** Opening Provided records block **
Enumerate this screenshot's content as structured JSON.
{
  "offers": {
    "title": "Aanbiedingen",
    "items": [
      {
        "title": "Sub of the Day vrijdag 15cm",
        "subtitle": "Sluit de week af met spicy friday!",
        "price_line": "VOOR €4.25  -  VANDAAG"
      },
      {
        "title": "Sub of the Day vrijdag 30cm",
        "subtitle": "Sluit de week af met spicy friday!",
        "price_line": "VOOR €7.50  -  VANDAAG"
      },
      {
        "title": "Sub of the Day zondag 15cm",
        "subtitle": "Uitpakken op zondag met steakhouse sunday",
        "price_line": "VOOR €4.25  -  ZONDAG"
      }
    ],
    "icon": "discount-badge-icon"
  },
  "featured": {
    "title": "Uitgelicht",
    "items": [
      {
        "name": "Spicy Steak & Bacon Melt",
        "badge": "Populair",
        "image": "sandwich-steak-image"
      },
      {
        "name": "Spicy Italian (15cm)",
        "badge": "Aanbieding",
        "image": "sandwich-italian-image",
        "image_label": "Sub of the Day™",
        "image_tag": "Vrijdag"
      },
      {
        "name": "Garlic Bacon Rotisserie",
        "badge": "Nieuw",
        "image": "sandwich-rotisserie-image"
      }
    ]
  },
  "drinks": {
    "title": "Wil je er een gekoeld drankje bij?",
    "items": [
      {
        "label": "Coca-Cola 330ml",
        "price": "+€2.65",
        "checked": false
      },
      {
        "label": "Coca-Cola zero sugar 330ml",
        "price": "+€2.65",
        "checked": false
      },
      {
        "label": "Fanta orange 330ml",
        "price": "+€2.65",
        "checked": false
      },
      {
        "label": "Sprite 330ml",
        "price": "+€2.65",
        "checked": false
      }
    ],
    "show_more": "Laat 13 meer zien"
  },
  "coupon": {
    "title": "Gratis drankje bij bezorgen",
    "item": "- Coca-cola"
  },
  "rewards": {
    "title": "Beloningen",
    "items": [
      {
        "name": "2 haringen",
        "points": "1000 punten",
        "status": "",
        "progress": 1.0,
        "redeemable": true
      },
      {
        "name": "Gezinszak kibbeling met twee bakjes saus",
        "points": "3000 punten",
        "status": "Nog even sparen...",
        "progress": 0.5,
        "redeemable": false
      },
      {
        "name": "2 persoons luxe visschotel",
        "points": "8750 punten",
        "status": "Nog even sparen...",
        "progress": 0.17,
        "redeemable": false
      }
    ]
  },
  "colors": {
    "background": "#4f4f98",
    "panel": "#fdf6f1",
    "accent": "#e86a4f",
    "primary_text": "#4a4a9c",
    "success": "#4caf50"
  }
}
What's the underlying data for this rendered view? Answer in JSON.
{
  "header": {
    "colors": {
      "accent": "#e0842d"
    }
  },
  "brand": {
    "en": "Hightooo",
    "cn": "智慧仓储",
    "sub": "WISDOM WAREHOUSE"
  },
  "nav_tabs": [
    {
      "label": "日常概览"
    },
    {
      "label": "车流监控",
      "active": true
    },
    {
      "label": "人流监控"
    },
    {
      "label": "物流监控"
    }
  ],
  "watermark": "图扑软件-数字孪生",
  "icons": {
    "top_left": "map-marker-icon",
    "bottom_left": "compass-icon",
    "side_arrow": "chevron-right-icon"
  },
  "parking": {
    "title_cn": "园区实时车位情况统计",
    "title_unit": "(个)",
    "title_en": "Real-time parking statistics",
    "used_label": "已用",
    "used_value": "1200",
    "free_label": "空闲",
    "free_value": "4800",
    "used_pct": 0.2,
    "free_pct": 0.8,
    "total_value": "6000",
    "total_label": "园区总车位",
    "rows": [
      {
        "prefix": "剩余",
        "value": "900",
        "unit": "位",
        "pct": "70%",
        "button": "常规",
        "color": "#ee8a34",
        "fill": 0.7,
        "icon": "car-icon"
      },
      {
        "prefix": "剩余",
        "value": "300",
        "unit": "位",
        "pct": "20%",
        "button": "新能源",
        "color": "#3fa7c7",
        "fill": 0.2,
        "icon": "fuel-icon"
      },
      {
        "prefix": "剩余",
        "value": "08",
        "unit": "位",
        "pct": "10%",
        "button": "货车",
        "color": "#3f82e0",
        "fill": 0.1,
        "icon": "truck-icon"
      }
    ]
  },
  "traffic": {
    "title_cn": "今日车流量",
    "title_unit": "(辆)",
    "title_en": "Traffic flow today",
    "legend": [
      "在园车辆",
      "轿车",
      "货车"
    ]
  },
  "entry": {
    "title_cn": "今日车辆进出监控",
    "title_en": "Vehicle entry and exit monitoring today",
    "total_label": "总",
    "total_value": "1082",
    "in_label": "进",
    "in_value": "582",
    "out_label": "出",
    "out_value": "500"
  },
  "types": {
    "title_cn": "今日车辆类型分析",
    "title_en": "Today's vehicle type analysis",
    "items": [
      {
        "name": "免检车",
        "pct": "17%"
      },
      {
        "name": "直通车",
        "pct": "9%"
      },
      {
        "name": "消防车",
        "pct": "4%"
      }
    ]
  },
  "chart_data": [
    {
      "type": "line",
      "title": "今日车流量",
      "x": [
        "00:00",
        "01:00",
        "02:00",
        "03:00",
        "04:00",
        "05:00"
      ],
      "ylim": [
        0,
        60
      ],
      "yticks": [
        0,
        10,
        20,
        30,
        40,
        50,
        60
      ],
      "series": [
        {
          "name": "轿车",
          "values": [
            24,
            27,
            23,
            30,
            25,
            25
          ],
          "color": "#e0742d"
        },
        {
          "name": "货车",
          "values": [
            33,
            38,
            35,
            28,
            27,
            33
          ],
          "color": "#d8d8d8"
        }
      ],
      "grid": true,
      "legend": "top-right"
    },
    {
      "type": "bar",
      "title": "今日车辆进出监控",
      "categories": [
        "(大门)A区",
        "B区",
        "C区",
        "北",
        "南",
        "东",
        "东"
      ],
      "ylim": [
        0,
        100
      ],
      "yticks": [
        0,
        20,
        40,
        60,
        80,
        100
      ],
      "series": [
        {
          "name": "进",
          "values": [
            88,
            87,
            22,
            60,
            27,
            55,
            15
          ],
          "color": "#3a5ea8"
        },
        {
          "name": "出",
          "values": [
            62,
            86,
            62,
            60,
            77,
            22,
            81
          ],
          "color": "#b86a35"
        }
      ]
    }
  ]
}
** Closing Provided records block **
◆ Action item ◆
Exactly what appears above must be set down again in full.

◆ Reply ◆
Enumerate this screenshot's content as structured JSON.
{
  "offers": {
    "title": "Aanbiedingen",
    "items": [
      {
        "title": "Sub of the Day vrijdag 15cm",
        "subtitle": "Sluit de week af met spicy friday!",
        "price_line": "VOOR €4.25  -  VANDAAG"
      },
      {
        "title": "Sub of the Day vrijdag 30cm",
        "subtitle": "Sluit de week af met spicy friday!",
        "price_line": "VOOR €7.50  -  VANDAAG"
      },
      {
        "title": "Sub of the Day zondag 15cm",
        "subtitle": "Uitpakken op zondag met steakhouse sunday",
        "price_line": "VOOR €4.25  -  ZONDAG"
      }
    ],
    "icon": "discount-badge-icon"
  },
  "featured": {
    "title": "Uitgelicht",
    "items": [
      {
        "name": "Spicy Steak & Bacon Melt",
        "badge": "Populair",
        "image": "sandwich-steak-image"
      },
      {
        "name": "Spicy Italian (15cm)",
        "badge": "Aanbieding",
        "image": "sandwich-italian-image",
        "image_label": "Sub of the Day™",
        "image_tag": "Vrijdag"
      },
      {
        "name": "Garlic Bacon Rotisserie",
        "badge": "Nieuw",
        "image": "sandwich-rotisserie-image"
      }
    ]
  },
  "drinks": {
    "title": "Wil je er een gekoeld drankje bij?",
    "items": [
      {
        "label": "Coca-Cola 330ml",
        "price": "+€2.65",
        "checked": false
      },
      {
        "label": "Coca-Cola zero sugar 330ml",
        "price": "+€2.65",
        "checked": false
      },
      {
        "label": "Fanta orange 330ml",
        "price": "+€2.65",
        "checked": false
      },
      {
        "label": "Sprite 330ml",
        "price": "+€2.65",
        "checked": false
      }
    ],
    "show_more": "Laat 13 meer zien"
  },
  "coupon": {
    "title": "Gratis drankje bij bezorgen",
    "item": "- Coca-cola"
  },
  "rewards": {
    "title": "Beloningen",
    "items": [
      {
        "name": "2 haringen",
        "points": "1000 punten",
        "status": "",
        "progress": 1.0,
        "redeemable": true
      },
      {
        "name": "Gezinszak kibbeling met twee bakjes saus",
        "points": "3000 punten",
        "status": "Nog even sparen...",
        "progress": 0.5,
        "redeemable": false
      },
      {
        "name": "2 persoons luxe visschotel",
        "points": "8750 punten",
        "status": "Nog even sparen...",
        "progress": 0.17,
        "redeemable": false
      }
    ]
  },
  "colors": {
    "background": "#4f4f98",
    "panel": "#fdf6f1",
    "accent": "#e86a4f",
    "primary_text": "#4a4a9c",
    "success": "#4caf50"
  }
}
What's the underlying data for this rendered view? Answer in JSON.
{
  "header": {
    "colors": {
      "accent": "#e0842d"
    }
  },
  "brand": {
    "en": "Hightooo",
    "cn": "智慧仓储",
    "sub": "WISDOM WAREHOUSE"
  },
  "nav_tabs": [
    {
      "label": "日常概览"
    },
    {
      "label": "车流监控",
      "active": true
    },
    {
      "label": "人流监控"
    },
    {
      "label": "物流监控"
    }
  ],
  "watermark": "图扑软件-数字孪生",
  "icons": {
    "top_left": "map-marker-icon",
    "bottom_left": "compass-icon",
    "side_arrow": "chevron-right-icon"
  },
  "parking": {
    "title_cn": "园区实时车位情况统计",
    "title_unit": "(个)",
    "title_en": "Real-time parking statistics",
    "used_label": "已用",
    "used_value": "1200",
    "free_label": "空闲",
    "free_value": "4800",
    "used_pct": 0.2,
    "free_pct": 0.8,
    "total_value": "6000",
    "total_label": "园区总车位",
    "rows": [
      {
        "prefix": "剩余",
        "value": "900",
        "unit": "位",
        "pct": "70%",
        "button": "常规",
        "color": "#ee8a34",
        "fill": 0.7,
        "icon": "car-icon"
      },
      {
        "prefix": "剩余",
        "value": "300",
        "unit": "位",
        "pct": "20%",
        "button": "新能源",
        "color": "#3fa7c7",
        "fill": 0.2,
        "icon": "fuel-icon"
      },
      {
        "prefix": "剩余",
        "value": "08",
        "unit": "位",
        "pct": "10%",
        "button": "货车",
        "color": "#3f82e0",
        "fill": 0.1,
        "icon": "truck-icon"
      }
    ]
  },
  "traffic": {
    "title_cn": "今日车流量",
    "title_unit": "(辆)",
    "title_en": "Traffic flow today",
    "legend": [
      "在园车辆",
      "轿车",
      "货车"
    ]
  },
  "entry": {
    "title_cn": "今日车辆进出监控",
    "title_en": "Vehicle entry and exit monitoring today",
    "total_label": "总",
    "total_value": "1082",
    "in_label": "进",
    "in_value": "582",
    "out_label": "出",
    "out_value": "500"
  },
  "types": {
    "title_cn": "今日车辆类型分析",
    "title_en": "Today's vehicle type analysis",
    "items": [
      {
        "name": "免检车",
        "pct": "17%"
      },
      {
        "name": "直通车",
        "pct": "9%"
      },
      {
        "name": "消防车",
        "pct": "4%"
      }
    ]
  },
  "chart_data": [
    {
      "type": "line",
      "title": "今日车流量",
      "x": [
        "00:00",
        "01:00",
        "02:00",
        "03:00",
        "04:00",
        "05:00"
      ],
      "ylim": [
        0,
        60
      ],
      "yticks": [
        0,
        10,
        20,
        30,
        40,
        50,
        60
      ],
      "series": [
        {
          "name": "轿车",
          "values": [
            24,
            27,
            23,
            30,
            25,
            25
          ],
          "color": "#e0742d"
        },
        {
          "name": "货车",
          "values": [
            33,
            38,
            35,
            28,
            27,
            33
          ],
          "color": "#d8d8d8"
        }
      ],
      "grid": true,
      "legend": "top-right"
    },
    {
      "type": "bar",
      "title": "今日车辆进出监控",
      "categories": [
        "(大门)A区",
        "B区",
        "C区",
        "北",
        "南",
        "东",
        "东"
      ],
      "ylim": [
        0,
        100
      ],
      "yticks": [
        0,
        20,
        40,
        60,
        80,
        100
      ],
      "series": [
        {
          "name": "进",
          "values": [
            88,
            87,
            22,
            60,
            27,
            55,
            15
          ],
          "color": "#3a5ea8"
        },
        {
          "name": "出",
          "values": [
            62,
            86,
            62,
            60,
            77,
            22,
            81
          ],
          "color": "#b86a35"
        }
      ]
    }
  ]
}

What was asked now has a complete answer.